Expanded polystyrene, a lightweight material often used as foam food containers, is easily carried off by the wind and runoff into waterways where the containers break into small beads and absorb toxins. These toxic microplastics, which are impossible to clean up, are mistaken for food by fish and marine mammals, with fatal results. State legislation can and should ban foam food containers as the state of Maryland has done.
Residential solar energy
America needs to encourage the production and use of renewable energy wherever it is economically feasible. In many places, it has become practical for a single house to provide much of its own power through environmentally friendly sources like solar electric cells. Unfortunately, many families that might benefit from this source cannot afford the upfront costs of installation. Increasingly, private firms are willing to install renewable energy systems at no or low cost in exchange for leasing agreements that provide the firms with the right to sell the energy to the property owner. These leases can dramatically increase use of renewable energy, however, state or local laws often make leasing of this kind impossible. Legislation can fix the problem by allowing third-party firms to install and operate solar energy systems, utilize state or local bonding facilities, and take advantage of renewable energy tax credits.
Bees are dying off at an alarming rate. Studies confirm that toxic neonicotinoid pesticides (also known as neonics) contribute to honey bee mortality, as well as to declines in native pollinators, birds and aquatic life. In addition to killing bees outright, even low levels of these toxic pesticides impair bees’ ability to learn, find their way back to the hive, collect food, produce new queens and mount an effective immune response.
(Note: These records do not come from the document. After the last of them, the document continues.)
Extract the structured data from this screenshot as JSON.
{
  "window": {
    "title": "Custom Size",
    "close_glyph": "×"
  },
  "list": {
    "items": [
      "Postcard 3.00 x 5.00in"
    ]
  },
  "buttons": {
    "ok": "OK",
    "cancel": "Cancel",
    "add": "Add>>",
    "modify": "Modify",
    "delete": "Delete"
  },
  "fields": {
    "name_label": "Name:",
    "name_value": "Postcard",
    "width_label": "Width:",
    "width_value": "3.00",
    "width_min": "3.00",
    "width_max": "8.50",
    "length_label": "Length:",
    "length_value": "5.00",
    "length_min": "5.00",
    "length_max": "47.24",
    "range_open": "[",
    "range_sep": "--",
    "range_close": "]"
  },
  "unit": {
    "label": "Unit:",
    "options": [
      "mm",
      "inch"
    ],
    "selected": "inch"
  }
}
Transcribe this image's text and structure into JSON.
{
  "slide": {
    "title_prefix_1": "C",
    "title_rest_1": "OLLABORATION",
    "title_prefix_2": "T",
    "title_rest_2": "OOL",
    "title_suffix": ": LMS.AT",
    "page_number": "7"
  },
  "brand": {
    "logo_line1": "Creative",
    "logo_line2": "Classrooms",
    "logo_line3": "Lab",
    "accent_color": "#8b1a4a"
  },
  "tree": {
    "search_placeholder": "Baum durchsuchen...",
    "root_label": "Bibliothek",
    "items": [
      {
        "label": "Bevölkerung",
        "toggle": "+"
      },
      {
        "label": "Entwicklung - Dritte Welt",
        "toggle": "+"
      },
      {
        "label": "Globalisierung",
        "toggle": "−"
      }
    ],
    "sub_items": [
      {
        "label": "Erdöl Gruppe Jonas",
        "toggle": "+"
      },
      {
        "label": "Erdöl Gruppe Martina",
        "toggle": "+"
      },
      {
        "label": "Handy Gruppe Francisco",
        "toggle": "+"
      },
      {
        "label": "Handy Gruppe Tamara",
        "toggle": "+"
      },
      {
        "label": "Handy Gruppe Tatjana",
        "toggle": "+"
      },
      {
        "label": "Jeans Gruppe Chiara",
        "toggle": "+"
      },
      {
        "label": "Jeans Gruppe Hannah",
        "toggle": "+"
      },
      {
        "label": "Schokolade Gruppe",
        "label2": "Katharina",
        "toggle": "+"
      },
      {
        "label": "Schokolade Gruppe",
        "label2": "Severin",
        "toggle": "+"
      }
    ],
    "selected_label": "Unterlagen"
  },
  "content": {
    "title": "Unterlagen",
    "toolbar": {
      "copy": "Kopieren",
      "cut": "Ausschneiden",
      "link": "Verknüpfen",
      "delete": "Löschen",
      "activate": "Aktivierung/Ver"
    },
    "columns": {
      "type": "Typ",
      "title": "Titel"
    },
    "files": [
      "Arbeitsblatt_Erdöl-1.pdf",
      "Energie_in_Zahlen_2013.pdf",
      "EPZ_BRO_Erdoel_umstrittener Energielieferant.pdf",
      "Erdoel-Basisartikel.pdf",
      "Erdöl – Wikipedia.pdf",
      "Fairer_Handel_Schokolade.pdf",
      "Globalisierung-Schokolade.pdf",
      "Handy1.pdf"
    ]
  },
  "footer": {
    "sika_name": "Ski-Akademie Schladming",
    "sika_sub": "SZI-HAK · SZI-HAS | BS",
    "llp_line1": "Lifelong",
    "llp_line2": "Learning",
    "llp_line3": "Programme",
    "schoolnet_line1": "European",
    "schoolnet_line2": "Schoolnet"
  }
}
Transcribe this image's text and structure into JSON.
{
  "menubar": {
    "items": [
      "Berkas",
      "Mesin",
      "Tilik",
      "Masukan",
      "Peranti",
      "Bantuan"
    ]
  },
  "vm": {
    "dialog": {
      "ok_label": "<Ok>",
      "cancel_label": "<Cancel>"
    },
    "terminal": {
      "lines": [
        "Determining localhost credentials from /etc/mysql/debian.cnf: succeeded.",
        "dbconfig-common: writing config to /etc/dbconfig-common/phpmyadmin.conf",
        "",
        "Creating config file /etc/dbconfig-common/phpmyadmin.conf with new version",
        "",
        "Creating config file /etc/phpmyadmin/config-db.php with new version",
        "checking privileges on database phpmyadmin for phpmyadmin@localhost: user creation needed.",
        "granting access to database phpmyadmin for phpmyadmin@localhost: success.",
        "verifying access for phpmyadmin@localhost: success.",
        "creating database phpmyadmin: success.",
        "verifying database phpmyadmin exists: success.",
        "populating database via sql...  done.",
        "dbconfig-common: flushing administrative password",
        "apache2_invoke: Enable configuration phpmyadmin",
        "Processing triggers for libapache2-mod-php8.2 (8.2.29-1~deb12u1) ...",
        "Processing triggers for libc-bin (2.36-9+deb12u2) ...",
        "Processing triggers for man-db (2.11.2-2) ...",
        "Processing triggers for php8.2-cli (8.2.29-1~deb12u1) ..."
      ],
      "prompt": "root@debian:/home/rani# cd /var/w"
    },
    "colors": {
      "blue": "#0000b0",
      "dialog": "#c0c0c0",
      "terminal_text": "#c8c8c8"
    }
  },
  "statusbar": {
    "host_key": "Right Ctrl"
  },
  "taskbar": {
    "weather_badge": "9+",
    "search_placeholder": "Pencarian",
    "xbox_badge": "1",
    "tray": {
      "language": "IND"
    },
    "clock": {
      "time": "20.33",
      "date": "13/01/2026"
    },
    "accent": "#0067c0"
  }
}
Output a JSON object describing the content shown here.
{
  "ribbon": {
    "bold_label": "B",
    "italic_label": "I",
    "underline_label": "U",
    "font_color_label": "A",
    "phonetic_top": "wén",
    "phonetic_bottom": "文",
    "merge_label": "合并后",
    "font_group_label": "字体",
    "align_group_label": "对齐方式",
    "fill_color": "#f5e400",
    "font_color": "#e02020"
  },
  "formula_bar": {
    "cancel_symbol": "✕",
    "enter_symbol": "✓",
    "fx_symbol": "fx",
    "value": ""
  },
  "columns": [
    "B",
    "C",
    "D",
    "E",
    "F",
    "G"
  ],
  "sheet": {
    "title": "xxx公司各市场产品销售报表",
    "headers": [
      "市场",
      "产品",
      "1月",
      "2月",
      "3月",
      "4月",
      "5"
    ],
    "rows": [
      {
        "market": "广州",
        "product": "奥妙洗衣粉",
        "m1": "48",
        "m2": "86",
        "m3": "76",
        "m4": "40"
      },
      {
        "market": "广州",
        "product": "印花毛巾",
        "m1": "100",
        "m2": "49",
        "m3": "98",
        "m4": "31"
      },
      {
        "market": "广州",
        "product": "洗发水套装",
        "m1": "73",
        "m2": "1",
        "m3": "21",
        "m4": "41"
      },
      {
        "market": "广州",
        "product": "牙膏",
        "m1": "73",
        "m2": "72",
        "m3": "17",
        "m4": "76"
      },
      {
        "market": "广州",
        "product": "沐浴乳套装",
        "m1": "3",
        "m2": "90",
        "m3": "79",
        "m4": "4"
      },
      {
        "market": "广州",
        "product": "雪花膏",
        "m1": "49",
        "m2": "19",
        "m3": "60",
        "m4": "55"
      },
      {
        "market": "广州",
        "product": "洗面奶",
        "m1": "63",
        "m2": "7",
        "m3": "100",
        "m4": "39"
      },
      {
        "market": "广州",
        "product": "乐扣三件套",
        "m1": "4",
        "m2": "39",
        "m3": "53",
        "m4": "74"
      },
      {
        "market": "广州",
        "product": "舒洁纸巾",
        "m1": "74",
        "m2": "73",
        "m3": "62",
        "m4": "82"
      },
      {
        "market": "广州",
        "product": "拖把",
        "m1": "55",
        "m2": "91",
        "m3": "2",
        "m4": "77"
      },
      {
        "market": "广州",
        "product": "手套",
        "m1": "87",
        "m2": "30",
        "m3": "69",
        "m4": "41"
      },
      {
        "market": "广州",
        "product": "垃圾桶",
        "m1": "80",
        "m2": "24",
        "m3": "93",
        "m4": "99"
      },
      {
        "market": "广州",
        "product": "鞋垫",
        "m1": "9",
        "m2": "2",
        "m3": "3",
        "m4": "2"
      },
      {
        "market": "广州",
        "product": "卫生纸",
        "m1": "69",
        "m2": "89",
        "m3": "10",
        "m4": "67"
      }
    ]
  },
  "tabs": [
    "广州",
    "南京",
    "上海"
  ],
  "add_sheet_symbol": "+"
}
The Pollinator Protection Act limits the use of bee-killing pesticides.